After receiving several emails concerning my Multi Beacon Controller project I realized that it has been a while since I have made any announcements. Behind the scenes a lot of progress has been made and we now have 2 sites in New Zealand running digital JT4 beacons.
Hawkins Hill – Wellington
It has been 12 months since the original 2m beacon was deployed at Hawkins Hill site in South Wellington and a failure of the old 23cm beacon over winter expedited plans to upgrade the other beacons onsite. As a result all 3 beacons have been upgraded to run JT4 modes from a single Multi Beacon Controller.
Hawkins Hill frequencies operating under the callsign ZL2UHF:
|2m||144.275 MHz||JT4D + FSK-CW||12W|
|70cm||432.275 MHz||JT4D + FSK-CW||15W|
|23cm||1296.275 MHz||JT4F + FSK-CW||6W|
The beacon comprises of a Multi-Beacon-Controller driving 3 ZLPLL boards sharing a single 26MHz OCXO. Each band drives a standard Mitsubishi RA series power blocks for each band. The Power Amplifier of the 2m and 70cm is inside the building and the 23cm power amplifier is mast mounted.
Waipuna Ridge – Central North Island
The Waipuna Ridge site was upgraded in early December 2014 and now features 2 bands operating digital modes. All beacons are operating under the callsign ZL2WHO/B
|70cm||432.271 MHz||JT4D + CW||100W|
|23cm||1296.271 MHz||JT4F + CW||12W|
The site also operates a CW obnly beacon on 2m and 6m which will be upgraded once some software features have been developed.
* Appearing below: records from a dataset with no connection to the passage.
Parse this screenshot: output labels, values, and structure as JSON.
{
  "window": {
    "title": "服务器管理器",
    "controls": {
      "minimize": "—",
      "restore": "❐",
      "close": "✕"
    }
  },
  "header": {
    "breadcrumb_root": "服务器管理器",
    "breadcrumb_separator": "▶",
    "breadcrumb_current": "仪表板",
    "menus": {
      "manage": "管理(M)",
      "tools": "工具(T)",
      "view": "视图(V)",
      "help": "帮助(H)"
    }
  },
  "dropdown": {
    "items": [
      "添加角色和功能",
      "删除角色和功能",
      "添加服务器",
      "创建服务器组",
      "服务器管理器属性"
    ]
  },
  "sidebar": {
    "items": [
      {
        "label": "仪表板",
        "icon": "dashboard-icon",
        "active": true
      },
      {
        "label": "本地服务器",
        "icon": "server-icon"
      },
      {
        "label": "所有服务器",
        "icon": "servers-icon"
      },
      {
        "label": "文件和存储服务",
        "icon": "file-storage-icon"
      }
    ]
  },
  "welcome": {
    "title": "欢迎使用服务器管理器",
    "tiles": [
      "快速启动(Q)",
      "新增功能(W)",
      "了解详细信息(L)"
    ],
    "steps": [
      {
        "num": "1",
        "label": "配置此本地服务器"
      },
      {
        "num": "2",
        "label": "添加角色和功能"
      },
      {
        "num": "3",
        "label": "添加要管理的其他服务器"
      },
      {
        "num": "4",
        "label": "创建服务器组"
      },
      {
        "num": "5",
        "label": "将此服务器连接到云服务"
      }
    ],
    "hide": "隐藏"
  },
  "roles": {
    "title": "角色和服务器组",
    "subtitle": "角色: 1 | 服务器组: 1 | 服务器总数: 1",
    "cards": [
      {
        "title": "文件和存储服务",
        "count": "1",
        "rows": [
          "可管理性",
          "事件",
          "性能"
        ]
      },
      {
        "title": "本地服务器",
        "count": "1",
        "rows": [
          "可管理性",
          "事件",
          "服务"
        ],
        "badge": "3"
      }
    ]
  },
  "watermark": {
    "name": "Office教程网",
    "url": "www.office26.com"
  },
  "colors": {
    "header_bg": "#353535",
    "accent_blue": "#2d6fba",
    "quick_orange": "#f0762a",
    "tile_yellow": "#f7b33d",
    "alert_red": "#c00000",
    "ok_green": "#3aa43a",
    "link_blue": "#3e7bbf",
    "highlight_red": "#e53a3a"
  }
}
The exciter is similar to the Hawkins Hill configuration with a M.B.C. driving 3 ZLPLL boards – 2 are currently used with the 3rd provisioned for driving the 2m beacon in the future.
The 23cm beacon uses 2 slot panel antennas which have around 12dBd gain. The north panel points toward Auckland and the south panel points towards the Wellington region and Christchurch. Reports have been received from Auckland and Wellington to demonstrating 24×7 coverage is possible which is consistent with the 6m, 2m and 70cm beacon coverage areas.
Current Beacon Controller Features
- Ability to drive 4 ZLPLL boards providing 4 separate bands
- All parameters and message formats setup via RS232 interface
- DTMF control to remotely change power levels, frequency shifts, mode schedules and power off bands as required
- Daytime and Night-time schedule for changing power levels or go QRT overnight.
- Supports JT4D on 144MHz and 432MHz, JT4F on 1296MHz and JT4G on 2.4 or 3.4GHz bands
- Supports FSK CW or OOK CW (On-Of-Keyed)
- Supports FSK441 on all bands for MS experimentation
- CW Frequency exactly on designated frequency making it suitable for GPS locked standard
Work is underway to add more features which are planned to the Waipuna Ridge site
- Finer frequency Steps to support JT65B on 70cm and WSPR on 6m
- Standardize synthesizer programming interface to support other PLL and DDS chipsets
- Support Si570 exciter (PCB has been developed)
- Support DDS based exciter (Chipset TBA but likely to be AD9851 or AD9951)
- Remote control via SMS Text by connecting SimCom SIM800L module or Adafruit FONA
- Bootloader to allow firmware updates without special AVR toolsets.
- ADC Interface with ability to report values in CW or JT messages
- Open Source the design
What is driving some of these features is adding WSPR capability for the 6m band. The intention is to have the beacon “chirping” away on the standard beacon frequency and every few minutes (which can be set remotely by DTMF) jump to the international WSPR frequency and spend 2 minutes putting NZ on the map. The ZL2WHO/B beacon on 50.024MHz runs 1KW EIRP over summer and is often spotted in Japan, USA and Europe. So having a 24×7 WSPR station on air will encourage a lot more operators into using that mode.
As you can appreciate there is a lot of future work planned, and it will take some time to be fully mature. At this stage I’m limiting the release of the hardware until I am happy the software is closer to a turn key solution. Plans are underway for a board to be deployed in Australia shortly.
The biggie which is holding the project back is I am seriously considering changing the whole hardware design to be a Arduino Mega shield – this will solve a number of issues and potentially allow people to custom program the features in a more familiar environment. I would rather not put the current board out there and have to maintain 2 sets of code. There is quite a lot of work to be done!